Because the Pack Shack -- which also sells comic books and greeting cards in the front of the store -- is less than 500 feet from the Normandy Woods apartment complex, the store must relocate or close, according to Johnson.
But Schulman argued that the ordinance should not apply to the Pack Shack.
"I think constitutional law is quite clear in that one does not have to submit to an unconstitutional ordinance," Schulman said. "It's our contention that the whole purpose of the ordinance was to close all adult businesses from Howard County."
Although Johnson pointed out that the distance and zoning restrictions leave 23 possible sites in the county for sexually oriented stores, he said he expects the Pack Shack to fight any attempt to shut it down.
"I would be surprised if they weren't operating," Johnson said. "They haven't given any indication that they won't."
Former County Councilman Darrel E. Drown, a primary backer of the statute, accused the Pack Shack of stalling.
"We didn't kick them out right away," he said. "The way the law was crafted was to give them time to get out of the residential neighborhood.

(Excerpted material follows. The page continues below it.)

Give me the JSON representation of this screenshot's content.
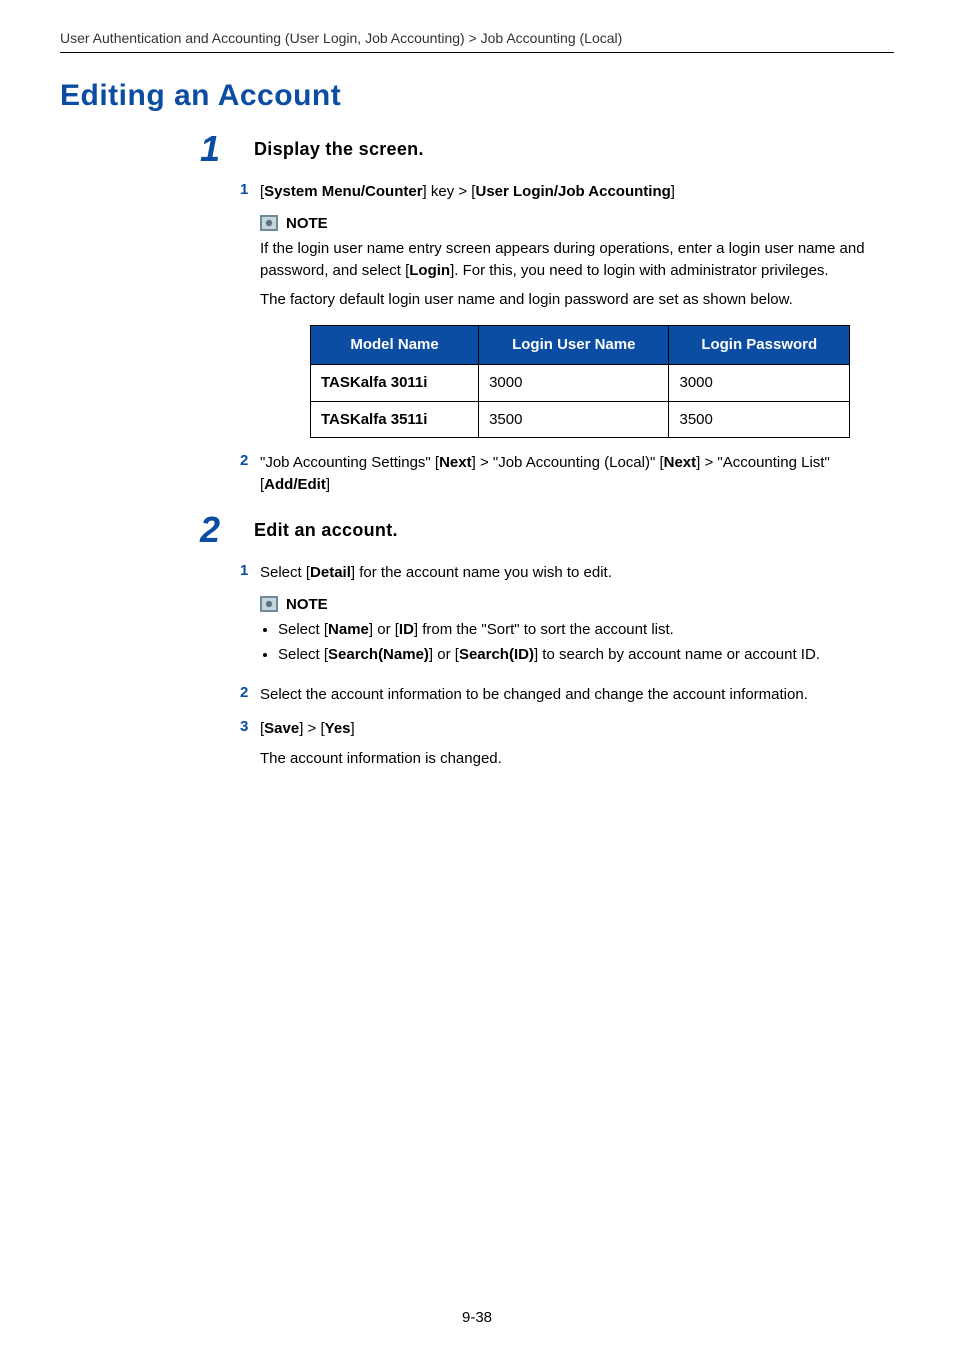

Now it's time for them to pack up and move out."
Barbara Sieg, an organizer of the Howard County Alliance to Maintain Community Values, said she can't wait for the deadline. "I think that if we have good laws, we should be ready to enforce them. I'm all in favor of Howard County taking that action."
The county's other adult business, Adult Video & Books on U.S. 1 in Elkridge, is also in violation of the county code, which prohibits retail establishments from operating in manufacturing or industrial districts, known as M1 or M2 zones.
In August, the county Board of Appeals ruled that Adult Video & Books has been illegally operating in an M2 district for the past five years and ordered the store to shut down. Johnson said he intends to seek an injunction against the store by week's end.
David Goldberg, an attorney representing the adult store, said his clients have appealed the decision to the Circuit Court and are awaiting a hearing date.
Schulman, who also represents Adult Video & Books, added that he has asked Chief Judge J. Frederick Motz of U.S. District Court in Baltimore to reconsider his August ruling that the store could not challenge the county ordinance. Motz had said that the store does not have standing to sue because it was already in the wrong zoning district when the law was adopted.
Pub Date: 2/02/99